Capitals are serving as the holy grail of the fashion and art scene crushing the voices outside of it. This has come at a cost to students and creatives who rely on metropolises to make a mark. Although fashion is notorious for offering internships and freelance work that does not pay month to month, many have justified the costs for a place in the lands of opportunities.
Through a survey of over 800 responses from our readers on the pros and cons of leaving a fashion capital, over a third said they will not be returning to a big city after the pandemic.
The pandemic has shown that many roles are equally easy to perform from home, offering up a new route for decentralizing fashion to a whole generation of would-be designers, journalists, and image-makers. As systematic problems in the arts such as racial disparity and capitalist exploitation were brought more prominently to the light through the pandemic, so did creatives get more disillusioned with city life. Through a survey of over 800 responses from our readers on the pros and cons of leaving a fashion capital, over a third said they will not be returning to a big city after the pandemic.
Over the course of multiple lockdowns this past year, students and graduates have found that living in London’s tiny cramped apartments as they isolated had rubbed off some of the London “sparkle”. As the home has become more than just a sleeping space, with eternal Zoom meetings and personal projects, other factors like more space, being closer to nature, and separating the workspace from downtime have become more important. The disconnect from society during the pandemic has meant that personal factors are more important than a location that previously offered the opportunity of events and jobs. While the UK vaccine timeline looks optimistic, for many the prospect of returning is far from rosy.
For some, the insular culture of the fashion industries in big cities has meant that even with university degrees and internships under their belts, it hasn’t been easy finding a job in the industry, especially during the pandemic.
One of the key take-aways from moving back home is that it has given creatives back their time to reflect. Responses have varied from, “I value my time and my process much more,” to deeper reflections on the meaning of creating fashion, “I have to ask myself bigger questions. A dress for me can be satisfying – but is it the same for the world?” It can be overwhelming to work in a city where every day brings on new challenges. For some, the insular culture of the fashion industries in big cities has meant that even with university degrees and internships under their belts, it hasn’t been easy finding a job in the industry, especially during the pandemic. This has left some graduates disheartened, while others are creating their own communities online that encourage openness and diversity.

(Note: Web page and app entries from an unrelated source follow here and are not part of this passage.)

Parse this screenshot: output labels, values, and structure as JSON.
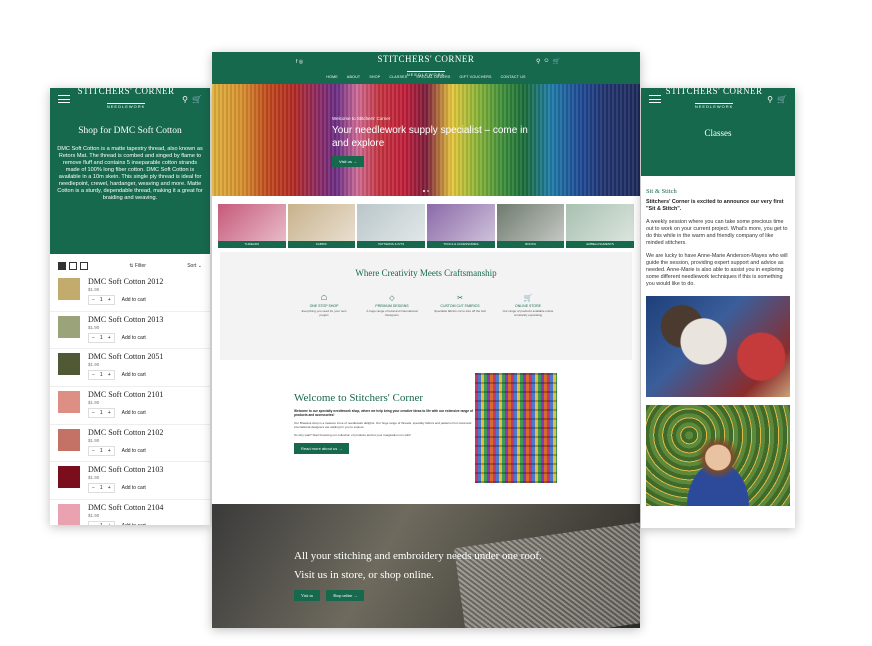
{
  "brand": {
    "name": "STITCHERS' CORNER",
    "sub": "NEEDLEWORK"
  },
  "colors": {
    "brand_green": "#17694d"
  },
  "left": {
    "heading": "Shop for DMC Soft Cotton",
    "description": "DMC Soft Cotton is a matte tapestry thread, also known as Retors Mat. The thread is combed and singed by flame to remove fluff and contains 5 inseparable cotton strands made of 100% long fiber cotton. DMC Soft Cotton is available in a 10m skein. This single ply thread is ideal for needlepoint, crewel, hardanger, weaving and more. Matte Cotton is a sturdy, dependable thread, making it a great for braiding and weaving.",
    "filter": "Filter",
    "sort": "Sort",
    "products": [
      {
        "name": "DMC Soft Cotton 2012",
        "price": "$1.90",
        "qty": "1",
        "add": "Add to cart",
        "color": "#c2ab6c"
      },
      {
        "name": "DMC Soft Cotton 2013",
        "price": "$1.90",
        "qty": "1",
        "add": "Add to cart",
        "color": "#9aa37a"
      },
      {
        "name": "DMC Soft Cotton 2051",
        "price": "$1.90",
        "qty": "1",
        "add": "Add to cart",
        "color": "#4f5a34"
      },
      {
        "name": "DMC Soft Cotton 2101",
        "price": "$1.90",
        "qty": "1",
        "add": "Add to cart",
        "color": "#de8f84"
      },
      {
        "name": "DMC Soft Cotton 2102",
        "price": "$1.90",
        "qty": "1",
        "add": "Add to cart",
        "color": "#c57266"
      },
      {
        "name": "DMC Soft Cotton 2103",
        "price": "$1.90",
        "qty": "1",
        "add": "Add to cart",
        "color": "#7a0e1c"
      },
      {
        "name": "DMC Soft Cotton 2104",
        "price": "$1.90",
        "qty": "1",
        "add": "Add to cart",
        "color": "#eaa2b0"
      }
    ]
  },
  "center": {
    "nav": [
      "HOME",
      "ABOUT",
      "SHOP",
      "CLASSES",
      "SPECIAL ORDERS",
      "GIFT VOUCHERS",
      "CONTACT US"
    ],
    "hero": {
      "eyebrow": "Welcome to Stitchers' Corner",
      "headline": "Your needlework supply specialist – come in and explore",
      "button": "Visit us →"
    },
    "categories": [
      {
        "label": "THREADS",
        "color": "#c65a7a"
      },
      {
        "label": "FABRIC",
        "color": "#c8b28c"
      },
      {
        "label": "PATTERNS & KITS",
        "color": "#b9c6c9"
      },
      {
        "label": "TOOLS & ACCESSORIES",
        "color": "#8a6aa8"
      },
      {
        "label": "BOOKS",
        "color": "#6f7a6e"
      },
      {
        "label": "EMBELLISHMENTS",
        "color": "#a8c0b0"
      }
    ],
    "craft": {
      "title": "Where Creativity Meets Craftsmanship",
      "features": [
        {
          "icon": "☖",
          "title": "ONE STOP SHOP",
          "desc": "Everything you need for your next project"
        },
        {
          "icon": "◇",
          "title": "PREMIUM DESIGNS",
          "desc": "A huge range of local and international Designers"
        },
        {
          "icon": "✂",
          "title": "CUSTOM CUT FABRICS",
          "desc": "Specialist fabrics cut to size off the bolt"
        },
        {
          "icon": "🛒",
          "title": "ONLINE STORE",
          "desc": "Our range of products available online constantly expanding"
        }
      ]
    },
    "welcome": {
      "title": "Welcome to Stitchers' Corner",
      "lead": "Welcome to our specialty needlework shop, where we help bring your creative ideas to life with our extensive range of products and accessories!",
      "p1": "Our Brassica shop is a treasure trove of needlework delights. Our huge range of threads, specialty fabrics and patterns from local and international designers are waiting for you to explore.",
      "p2": "So why wait? Start browsing our collection of products and let your imagination run wild!",
      "button": "Read more about us →"
    },
    "bottom": {
      "line1": "All your stitching and embroidery needs under one roof.",
      "line2": "Visit us in store, or shop online.",
      "btn1": "Visit us",
      "btn2": "Shop online →"
    }
  },
  "right": {
    "heading": "Classes",
    "section": "Sit & Stitch",
    "lead": "Stitchers' Corner is excited to announce our very first \"Sit & Stitch\".",
    "p1": "A weekly session where you can take some precious time out to work on your current project. What's more, you get to do this while in the warm and friendly company of like minded stitchers.",
    "p2": "We are lucky to have Anne-Marie Anderson-Mayes who will guide the session, providing expert support and advice as needed. Anne-Marie is also able to assist you in exploring some different needlework techniques if this is something you would like to do."
  }
}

For those at the start of their degree and those who love the drive of the city teaming with like-minded thinkers, moving back home can feel like a step back. Some respondents said that being around family can be distracting and that they are “stressed from not being able to use the right equipment and without inspiration because it came from living my life, not the internet/books”. Emma Hope Allwood, former Head of Fashion and current creative consultant at Dazed Digital joined the conversation as felt the same before she moved out of London last year during the pandemic to focus on her consultancy work: “I couldn’t wait to get to London at 18 and never liked going ‘home’ to the small town much because I immediately reverted into an angsty teen. But this year I’ve experienced being out of the city in such a way that’s been so restorative. I also know I need and crave the parts of life that the city brings.”